  4. I'm so happy you were able to interview Karen, Robyn. I know what an impact this book made on you and how much you loved it. :) It's definitely something I, and my kids, would like to read. I really enjoyed the interview as well. Karen seems to have quite a personality. :) I especially liked her answer about every problem having a gift in hand, and that we create the problem because we need the gift. Quite a positive way to look at life! Love it! Thanks for sharing this!

    1. I smiled the whole way through Karen's answers. Sometimes I wonder what character I would be in these gripping stories. I should mention there is abuse, racist driven violence, and sex. I even covered my eyes a couple times, which proves a bit less effective for books than movies. Hmmm. But Charley's strength is amazing! I'm finally responsible for adding book to your TBR list! Ha!!

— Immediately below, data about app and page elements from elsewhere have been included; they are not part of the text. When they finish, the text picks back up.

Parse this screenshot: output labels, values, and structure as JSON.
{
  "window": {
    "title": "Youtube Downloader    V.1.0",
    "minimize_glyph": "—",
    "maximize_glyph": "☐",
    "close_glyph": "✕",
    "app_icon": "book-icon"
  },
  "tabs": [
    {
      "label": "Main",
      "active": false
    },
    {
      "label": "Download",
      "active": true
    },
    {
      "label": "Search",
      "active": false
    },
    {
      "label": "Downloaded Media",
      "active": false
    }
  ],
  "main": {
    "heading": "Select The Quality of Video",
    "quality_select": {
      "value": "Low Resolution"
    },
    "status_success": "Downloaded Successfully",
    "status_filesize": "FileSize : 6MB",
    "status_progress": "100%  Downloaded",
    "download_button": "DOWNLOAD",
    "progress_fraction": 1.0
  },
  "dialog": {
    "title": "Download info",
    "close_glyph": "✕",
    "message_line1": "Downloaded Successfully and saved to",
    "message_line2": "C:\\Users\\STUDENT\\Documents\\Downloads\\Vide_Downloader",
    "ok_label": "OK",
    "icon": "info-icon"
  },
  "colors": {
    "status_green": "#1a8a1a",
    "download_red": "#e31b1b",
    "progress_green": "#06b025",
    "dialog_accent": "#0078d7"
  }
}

  5. "Yes, I now have to get out of the bad behavior of going to sleep at five in the morning. This is because the six-years and twenty-seven drafts it took to write the book got me into the habit of writing ‘til dawn."

    This is a great interview, Robyn. It's fun, inspiring, as well as educating. I already added the book to my TBR. The idea of a woman pretending to be a man is interesting, and character's dying (LOL), I know I'll enjoy it.

    Thanks for sharing. How are you doing?

    1. Haha! You and Athina certainly have a morbid streak. I know you can write a bad guy I hate and still can't wait for more from him. The Beach Man is plain scary and still ... not exactly charming, what's the word? Captivating! This book wasn't my norm, no vamps zipped in and out of the scenes, but Charley is one amazing character.

      I'm still unpacking and searching for things I didn't label. I was in the middle of a book I can't find. Grrh. I don't have a writing space yet, but I'm sleeping and for me everything else will fall in line after that. Are you gearing up to move?